Liberal Arts Self-Assessment There are many benefits to achieving a Liberal Arts education. A Liberal Arts education provides the learner with a broad range of information to help guide them in a direction that create intellectual growth. Liberal Arts cover a wide range of subjects and creates a solid foundation for many other areas of study. A Liberal Arts education teaches you how to think, learn, see things as a whole, makes you a better communicator, and problem solver. A Liberal Arts education is the most important factor in creating critically thinking, well rounded interesting individuals.
I think Daniel Coyle did a good job making it so the readers would remember what they read. "Originality is the fine art of remembering what you hear but forgetting where you heard it" (Laurence J. Peter). This quote relates to the talent code in many ways. One reason I think this quote relates to the book is because at the beginning of the book you 're informed
The power of education is a main theme within A Narrative of the Life of Frederick Douglass. Douglass 's experiences lead him to recognize its great power and to believe that education is a key in our life. It has the power to open all doors while providing us with several opportunities. Education makes the difference; it expands the human mind since the more we know the more enlightened we are. It makes us free and it avoid us to be enslaved, too.
Analytical writing is an interesting topic in English because it gives a wider and deeper perspective, piece by piece, of the situation. In addition, by writing analytically and having a better understanding, it is easier to argue one’s opinion. One of the benefits of taking this class would be that it connects more to the business area, which I hope to pursue, to advance my skills in writing critically and to be argumentative in business situations. Other benefits of being in English 1102 are having classmates that have the same type of enthusiasm as I do. I’ve realized after interacting with self-motivated people, I can comprehend more information and maintain good work

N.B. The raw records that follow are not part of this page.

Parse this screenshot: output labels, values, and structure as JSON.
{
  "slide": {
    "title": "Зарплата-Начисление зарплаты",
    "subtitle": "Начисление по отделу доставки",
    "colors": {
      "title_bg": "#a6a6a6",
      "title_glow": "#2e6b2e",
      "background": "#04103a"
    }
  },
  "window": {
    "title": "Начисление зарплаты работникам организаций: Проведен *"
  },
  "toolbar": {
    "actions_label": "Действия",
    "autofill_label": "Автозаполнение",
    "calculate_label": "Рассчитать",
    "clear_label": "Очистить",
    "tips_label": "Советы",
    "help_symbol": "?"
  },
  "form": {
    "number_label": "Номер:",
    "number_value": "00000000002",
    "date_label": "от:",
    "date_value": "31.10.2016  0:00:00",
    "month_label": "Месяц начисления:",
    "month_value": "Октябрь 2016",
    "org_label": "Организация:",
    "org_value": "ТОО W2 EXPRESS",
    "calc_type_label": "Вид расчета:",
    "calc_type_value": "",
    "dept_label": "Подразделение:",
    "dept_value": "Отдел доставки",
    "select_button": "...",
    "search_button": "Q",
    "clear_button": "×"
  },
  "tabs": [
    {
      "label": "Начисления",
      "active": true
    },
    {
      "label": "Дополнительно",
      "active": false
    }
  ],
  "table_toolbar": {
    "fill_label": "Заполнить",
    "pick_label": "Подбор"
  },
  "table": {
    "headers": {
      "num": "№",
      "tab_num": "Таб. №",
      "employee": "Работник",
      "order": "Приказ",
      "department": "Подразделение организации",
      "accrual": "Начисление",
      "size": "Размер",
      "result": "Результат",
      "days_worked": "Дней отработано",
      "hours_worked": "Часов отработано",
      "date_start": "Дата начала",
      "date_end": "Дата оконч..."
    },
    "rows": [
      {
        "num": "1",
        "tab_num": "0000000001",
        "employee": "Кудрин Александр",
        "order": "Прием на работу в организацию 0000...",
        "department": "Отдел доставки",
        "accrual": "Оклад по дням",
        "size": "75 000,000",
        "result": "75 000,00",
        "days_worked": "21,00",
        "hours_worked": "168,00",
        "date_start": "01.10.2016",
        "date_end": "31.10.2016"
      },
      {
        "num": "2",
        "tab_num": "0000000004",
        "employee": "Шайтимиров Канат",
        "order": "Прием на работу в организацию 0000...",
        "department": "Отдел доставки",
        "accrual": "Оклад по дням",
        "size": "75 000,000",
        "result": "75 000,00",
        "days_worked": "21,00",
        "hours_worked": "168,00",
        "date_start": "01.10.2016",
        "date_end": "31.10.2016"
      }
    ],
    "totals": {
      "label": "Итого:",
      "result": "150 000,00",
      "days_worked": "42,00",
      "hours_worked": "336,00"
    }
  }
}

In that way, I relate to C.H. Knoblauch’s article “Literacy and the Politics of Education.” One of the sections in this reading was about personal growth and called the “Liberal argument.” I definitely believe I have a lot more room to focus on and learn more about literacy. In papers, I need to work on my wording of things and getting better at sounding professional. Not only am I growing but I also consider myself to still be learning the basics of literacy. Knoblauch calls that the “Functionalist argument.” Each argument refers to different learning targets and how people learn.